Homemade Bread : Handmade Memories
Homemade Bread : Handmade Memories
(by Karin Galliott)
I've had a love/hate relationship with bread all my life! And all the diet gurus were telling me not to have it in my diet because it isn't good for me but they are wrong! (unless you are unlucky enough to have gluten issues). Now I'm not talking about the enriched stuff you buy at the grocery store in plastic bags that tastes like cardboard or foam core board. I'm taking about the do-it-yourself 4-ingredient (flour, water, salt, yeast) stuff that with a little drizzle of olive oil and fresh tomatoes makes your mouth sing! Some of you might be lucky enough to live next door to a baker who creates such 'manna from heaven' so you can buy it but most of us mere mortals are stuck with doing it ourselves.
So here's a little story of my journey with homemade bread:
Growing up in rural Newfoundland, I had the priviledge of eating lots of the homemade bread that Mom served at breakfast, dinner and supper with homemade greens soup and rabbit stew. (Awesome for sopping up gravy but those bad habits are long gone….well maybe a little now and then) I'm a little more health-conscience now so I'm looking for the wholegrain stuff and not interested in using the bleached white flour that 'me mudder' used. I've seen the series "Cooked" so now I know what should go into real bread!
That being said I started my bread odyssey at you-tube of all places. I wanted to make sour-dough bread because after all that is the most pure, n'est-ce pas? Well, it turns out you have to make a goop of water and flour and attract friendlies (yeasty stuff) from the air. That grows into a science project (starter/levain) you can actually incorporate into flour and water with a little salt to make bread. However, there are so many suggestions from so many places, for so many starters, and so many recipes, that by the time I explored that avenue my head was well and truly, done in! So I thought….a bread making book from Amazon would do the trick. Turns out the book I ordered was so complicated that I'm sure Julia Childs would have put her hands up in despair, but not I. I made a starter which I called "Claire", because after all it was a growing and living thing! So when the starter was finally bubbling away and growing every time I fed it flour and water, it was time to make the bread. Being inexperienced I started my process in the morning, which meant my bake time was at 3:00 a.m. (Yep, that right, very early morning, or late night depending on how you look at things.) Not for the faint of heart, but I persevered! My first bread was a slight disaster…not cooked through, so somewhat doughy…I fed it to the crows and they were months trying to work through it! This exercise continued for some time until I was about to give up and Nick (my husband) said, "Why don't you try another book?" Well I didn't want to invest in another one from Amazon, but there was one there that looked interesting so off to the library I go and there it was! So I checked out the book called 'Flour, Water, Salt, Yeast' by Ken Forkish (great name for a baker, I thought) and haven't looked back! I now own a copy and use it all the time! (Just a little tangent…I love it when names match what people do…eg. Ken Forkish the baker, and there is an undertaker in Donegal called Sheamus Shovlin and a fishery officer in Newfoundland called Neville Crabbe)
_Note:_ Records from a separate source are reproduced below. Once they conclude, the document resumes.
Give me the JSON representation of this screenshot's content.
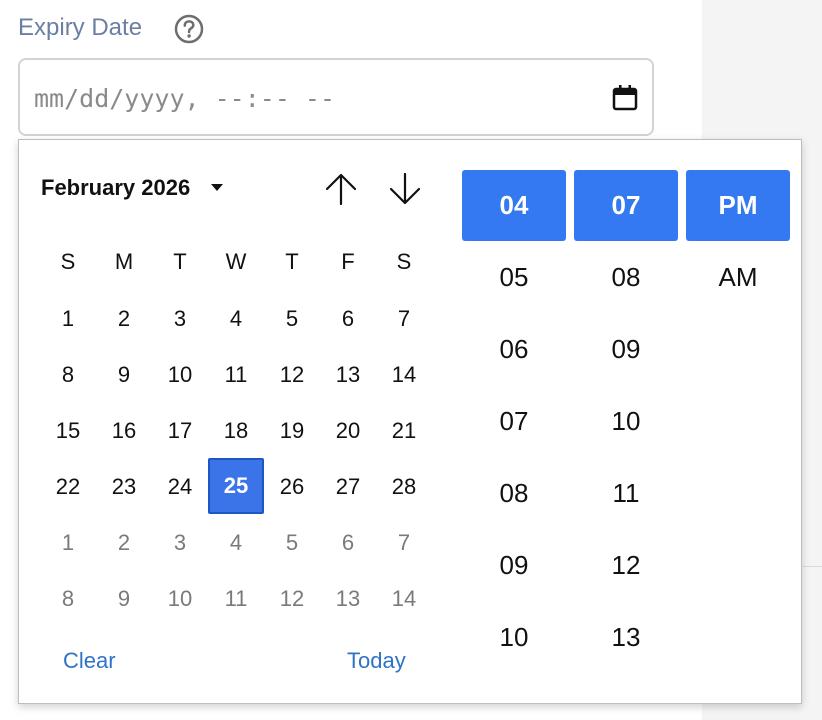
{
  "field": {
    "label": "Expiry Date",
    "placeholder": "mm/dd/yyyy, --:-- --"
  },
  "picker": {
    "month_year": "February 2026",
    "weekdays": [
      "S",
      "M",
      "T",
      "W",
      "T",
      "F",
      "S"
    ],
    "weeks": [
      [
        {
          "d": "1",
          "o": false
        },
        {
          "d": "2",
          "o": false
        },
        {
          "d": "3",
          "o": false
        },
        {
          "d": "4",
          "o": false
        },
        {
          "d": "5",
          "o": false
        },
        {
          "d": "6",
          "o": false
        },
        {
          "d": "7",
          "o": false
        }
      ],
      [
        {
          "d": "8",
          "o": false
        },
        {
          "d": "9",
          "o": false
        },
        {
          "d": "10",
          "o": false
        },
        {
          "d": "11",
          "o": false
        },
        {
          "d": "12",
          "o": false
        },
        {
          "d": "13",
          "o": false
        },
        {
          "d": "14",
          "o": false
        }
      ],
      [
        {
          "d": "15",
          "o": false
        },
        {
          "d": "16",
          "o": false
        },
        {
          "d": "17",
          "o": false
        },
        {
          "d": "18",
          "o": false
        },
        {
          "d": "19",
          "o": false
        },
        {
          "d": "20",
          "o": false
        },
        {
          "d": "21",
          "o": false
        }
      ],
      [
        {
          "d": "22",
          "o": false
        },
        {
          "d": "23",
          "o": false
        },
        {
          "d": "24",
          "o": false
        },
        {
          "d": "25",
          "o": false,
          "selected": true
        },
        {
          "d": "26",
          "o": false
        },
        {
          "d": "27",
          "o": false
        },
        {
          "d": "28",
          "o": false
        }
      ],
      [
        {
          "d": "1",
          "o": true
        },
        {
          "d": "2",
          "o": true
        },
        {
          "d": "3",
          "o": true
        },
        {
          "d": "4",
          "o": true
        },
        {
          "d": "5",
          "o": true
        },
        {
          "d": "6",
          "o": true
        },
        {
          "d": "7",
          "o": true
        }
      ],
      [
        {
          "d": "8",
          "o": true
        },
        {
          "d": "9",
          "o": true
        },
        {
          "d": "10",
          "o": true
        },
        {
          "d": "11",
          "o": true
        },
        {
          "d": "12",
          "o": true
        },
        {
          "d": "13",
          "o": true
        },
        {
          "d": "14",
          "o": true
        }
      ]
    ],
    "clear_label": "Clear",
    "today_label": "Today",
    "hours": [
      "04",
      "05",
      "06",
      "07",
      "08",
      "09",
      "10"
    ],
    "minutes": [
      "07",
      "08",
      "09",
      "10",
      "11",
      "12",
      "13"
    ],
    "meridiem": [
      "PM",
      "AM"
    ],
    "selected_hour": "04",
    "selected_minute": "07",
    "selected_meridiem": "PM",
    "accent_color": "#3479f2",
    "link_color": "#2f73c7"
  }
}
Since discovering this book, I've made breads from Straight dough, Levain (sourdough…fav.) Biga, and Poolish! I used unbleached white flour, whole wheat flour, spelt whole grain flour, rye flour and multi-grain flour and combinations along with wheat germ and bran. And I have even been confident enough to share with the neighbours and have received rave reviews!
In case you are wondering about these terms and don't want to Google:
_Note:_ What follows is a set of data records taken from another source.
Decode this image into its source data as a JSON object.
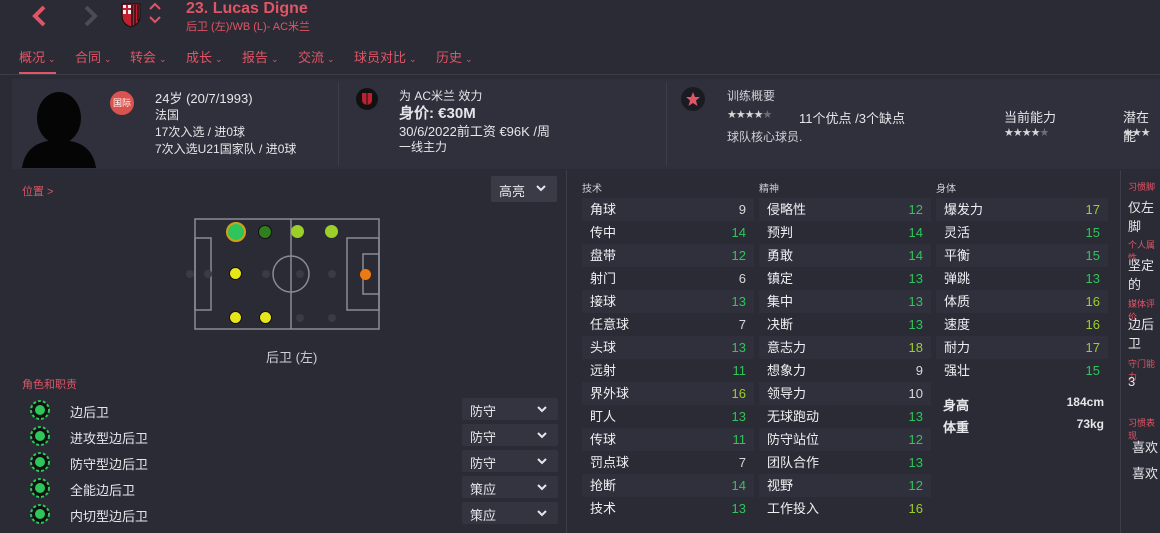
{
  "header": {
    "title": "23. Lucas Digne",
    "subtitle": "后卫 (左)/WB (L)- AC米兰"
  },
  "tabs": [
    {
      "label": "概况",
      "active": true
    },
    {
      "label": "合同"
    },
    {
      "label": "转会"
    },
    {
      "label": "成长"
    },
    {
      "label": "报告"
    },
    {
      "label": "交流"
    },
    {
      "label": "球员对比"
    },
    {
      "label": "历史"
    }
  ],
  "profile": {
    "badge": "国际",
    "age": "24岁 (20/7/1993)",
    "nationality": "法国",
    "caps": "17次入选 / 进0球",
    "u21_caps": "7次入选U21国家队 / 进0球"
  },
  "club": {
    "plays_for": "为 AC米兰 效力",
    "value": "身价: €30M",
    "contract": "30/6/2022前工资 €96K /周",
    "status": "一线主力"
  },
  "training": {
    "label": "训练概要",
    "stars_filled": 4,
    "stars_total": 5,
    "summary": "11个优点 /3个缺点",
    "description": "球队核心球员.",
    "current_ability_label": "当前能力",
    "current_ability_stars": 4,
    "potential_label": "潜在能"
  },
  "position": {
    "label": "位置 >",
    "dropdown": "高亮",
    "caption": "后卫 (左)"
  },
  "roles": {
    "label": "角色和职责",
    "items": [
      {
        "name": "边后卫",
        "duty": "防守"
      },
      {
        "name": "进攻型边后卫",
        "duty": "防守"
      },
      {
        "name": "防守型边后卫",
        "duty": "防守"
      },
      {
        "name": "全能边后卫",
        "duty": "策应"
      },
      {
        "name": "内切型边后卫",
        "duty": "策应"
      }
    ]
  },
  "attributes": {
    "technical_label": "技术",
    "mental_label": "精神",
    "physical_label": "身体",
    "technical": [
      {
        "name": "角球",
        "value": "9"
      },
      {
        "name": "传中",
        "value": "14"
      },
      {
        "name": "盘带",
        "value": "12"
      },
      {
        "name": "射门",
        "value": "6"
      },
      {
        "name": "接球",
        "value": "13"
      },
      {
        "name": "任意球",
        "value": "7"
      },
      {
        "name": "头球",
        "value": "13"
      },
      {
        "name": "远射",
        "value": "11"
      },
      {
        "name": "界外球",
        "value": "16"
      },
      {
        "name": "盯人",
        "value": "13"
      },
      {
        "name": "传球",
        "value": "11"
      },
      {
        "name": "罚点球",
        "value": "7"
      },
      {
        "name": "抢断",
        "value": "14"
      },
      {
        "name": "技术",
        "value": "13"
      }
    ],
    "mental": [
      {
        "name": "侵略性",
        "value": "12"
      },
      {
        "name": "预判",
        "value": "14"
      },
      {
        "name": "勇敢",
        "value": "14"
      },
      {
        "name": "镇定",
        "value": "13"
      },
      {
        "name": "集中",
        "value": "13"
      },
      {
        "name": "决断",
        "value": "13"
      },
      {
        "name": "意志力",
        "value": "18"
      },
      {
        "name": "想象力",
        "value": "9"
      },
      {
        "name": "领导力",
        "value": "10"
      },
      {
        "name": "无球跑动",
        "value": "13"
      },
      {
        "name": "防守站位",
        "value": "12"
      },
      {
        "name": "团队合作",
        "value": "13"
      },
      {
        "name": "视野",
        "value": "12"
      },
      {
        "name": "工作投入",
        "value": "16"
      }
    ],
    "physical": [
      {
        "name": "爆发力",
        "value": "17"
      },
      {
        "name": "灵活",
        "value": "15"
      },
      {
        "name": "平衡",
        "value": "15"
      },
      {
        "name": "弹跳",
        "value": "13"
      },
      {
        "name": "体质",
        "value": "16"
      },
      {
        "name": "速度",
        "value": "16"
      },
      {
        "name": "耐力",
        "value": "17"
      },
      {
        "name": "强壮",
        "value": "15"
      }
    ],
    "height_label": "身高",
    "height": "184cm",
    "weight_label": "体重",
    "weight": "73kg"
  },
  "right_panel": {
    "foot_label": "习惯脚",
    "foot_value": "仅左脚",
    "personality_label": "个人属性",
    "personality_value": "坚定的",
    "media_label": "媒体评价",
    "media_value": "边后卫",
    "defense_label": "守门能力",
    "defense_value": "3",
    "habits_label": "习惯表现",
    "habit1": "喜欢",
    "habit2": "喜欢"
  },
  "colors": {
    "accent": "#e05566",
    "high": "#9bcf2a",
    "mid": "#2ec55a",
    "low": "#d8d8d8"
  }
}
Straight dough: A dough that is made up in a single stage, without pre-fermented dough or a levain culture.
Levain: The French word for "sourdough," referring to a naturally leavened dough culture made from just flour and water, containing billions of active wild yeast cells and naturally occurring bacteria that ferment bread dough and allow it to rise. For thousands of years (about five thousand, according to most respected sources) humans have made leavened bread from just flour, water and usually salt, leavened only by the natural yeast in the air and flour, which work to create a bubbly, fragrant dough.
Biga: The term used in Italian baking for a pre-fermented dough culture. While there is no strict definition, it typically implies a mix of a somewhat stiff dough (60 to 70% water) made up of just flour, water, an a very small amount of yeast, which is allowed to ferment for 6 to 12 hours before being added to the final dough mix. The biga builds up a lot of flavor-producing gas (carbon dioxide and alcohol), acids, and bacteria. When it is added to the final dough mix, the result is bread that captures those flavours in a good way.
Poolish: A word used in French baking, the name referring to techniques of Polish bakers who transported their methods to France. Like the Italian biga, a polish is a pre-ferment added to the final dough mix to enhance flavor, in this case with buttery an nutty notes, an improve keeping due to the acidity that accumulates as the polish culture develops, typically for six to twelve hours. A polish often contains 30 to 50 percent of the total flour in a recipe and generally contains equal amounts by weight of flour and water and a tiny amount of yeast.